It covers photographing different types of subjects... reflective, clear, black, white, etc. It covers portraiture. Look at the table of contents.
In addition to explaining the science of why you need to light a certain type of subject a certain way to produce a certain result, it includes photos to illustrate these points. Although this may seem like a no-brainer, not all books do this. And the photos are in color, as they should be.
The bird's-eye-view diagrams that illustrate where to position the lights, reflectors, gobos, etc. are very very helpful. Again, not all books do this. Not all instructors want to take the time to do this. It makes a lot of difference. These are not lazy authors.
Quite frankly, the only thing I was not too crazy about was a figurine used in several of the the photos. But that is just a superficial subjective thing that does not take away from the quality of this book. Just saying for completeness. :)
In summary, there is just so much meat to this book that my review can't do it justice. Unless you are already a master photographer, I think there's something in here for you. I highly recommend this book.
- Detailed explanations that help you understand the science of lighting.
- Excellent photos that illustrate what techniques work and, also important, what doesn't.
- Bird's-eye-view diagrams that illustrate where to position the lights, reflectors, gobos, etc.
- none, unless an in-depth explanation of lighting is not for you.
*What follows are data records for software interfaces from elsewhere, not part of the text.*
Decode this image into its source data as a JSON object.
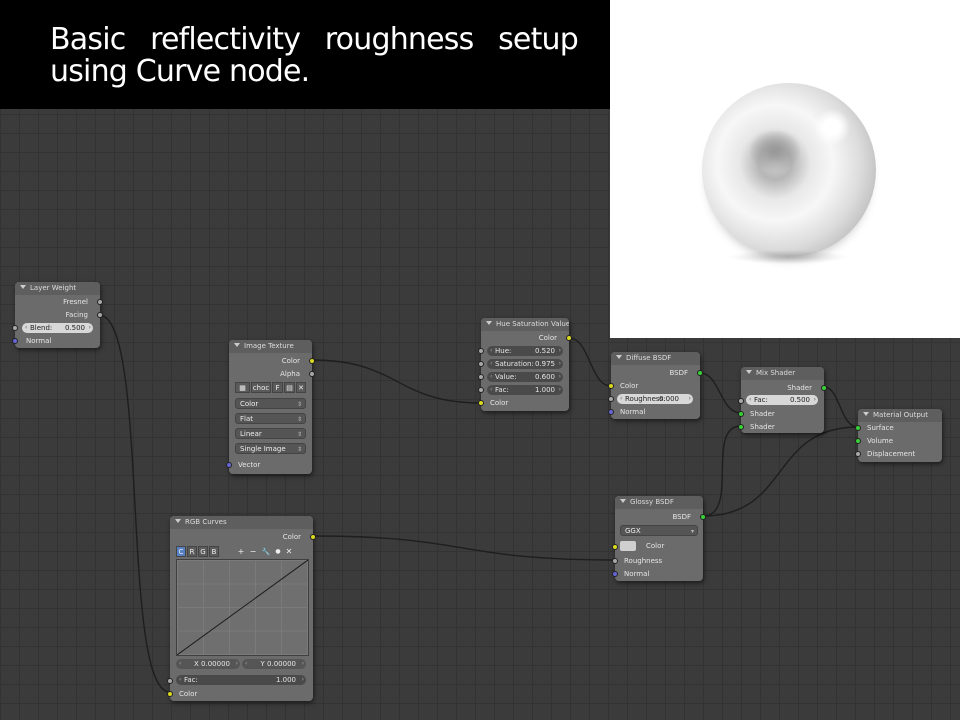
{
  "banner": {
    "title": "Basic reflectivity roughness setup using Curve node."
  },
  "colors": {
    "canvas": "#3b3b3b",
    "node_body": "#6b6b6b",
    "socket_color": "#d8d820",
    "socket_float": "#a8a8a8",
    "socket_vector": "#6565d6",
    "socket_shader": "#38d038",
    "active_channel": "#5680c2"
  },
  "nodes": {
    "layer_weight": {
      "title": "Layer Weight",
      "out_fresnel": "Fresnel",
      "out_facing": "Facing",
      "blend_label": "Blend:",
      "blend_value": "0.500",
      "in_normal": "Normal"
    },
    "image_texture": {
      "title": "Image Texture",
      "out_color": "Color",
      "out_alpha": "Alpha",
      "image_name": "choc",
      "fake_user": "F",
      "color_space": "Color",
      "projection": "Flat",
      "interpolation": "Linear",
      "source": "Single Image",
      "in_vector": "Vector"
    },
    "hue_sat": {
      "title": "Hue Saturation Value",
      "out_color": "Color",
      "hue_label": "Hue:",
      "hue_value": "0.520",
      "sat_label": "Saturation:",
      "sat_value": "0.975",
      "val_label": "Value:",
      "val_value": "0.600",
      "fac_label": "Fac:",
      "fac_value": "1.000",
      "in_color": "Color"
    },
    "diffuse": {
      "title": "Diffuse BSDF",
      "out_bsdf": "BSDF",
      "in_color": "Color",
      "rough_label": "Roughness:",
      "rough_value": "0.000",
      "in_normal": "Normal"
    },
    "mix_shader": {
      "title": "Mix Shader",
      "out_shader": "Shader",
      "fac_label": "Fac:",
      "fac_value": "0.500",
      "in_shader1": "Shader",
      "in_shader2": "Shader"
    },
    "material_output": {
      "title": "Material Output",
      "in_surface": "Surface",
      "in_volume": "Volume",
      "in_displacement": "Displacement"
    },
    "glossy": {
      "title": "Glossy BSDF",
      "out_bsdf": "BSDF",
      "distribution": "GGX",
      "in_color": "Color",
      "in_roughness": "Roughness",
      "in_normal": "Normal"
    },
    "rgb_curves": {
      "title": "RGB Curves",
      "out_color": "Color",
      "channels": [
        "C",
        "R",
        "G",
        "B"
      ],
      "tool_plus": "+",
      "tool_minus": "−",
      "tool_wrench": "🔧",
      "tool_dot": "●",
      "tool_x": "✕",
      "x_field": "X 0.00000",
      "y_field": "Y 0.00000",
      "fac_label": "Fac:",
      "fac_value": "1.000",
      "in_color": "Color"
    }
  }
}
And we do have choices. :)
Well laid out, easy to read, excellent diagrams and a wealth of information that will stick with you because the scientific principles that go hand in hand with photography are spelled out in detail.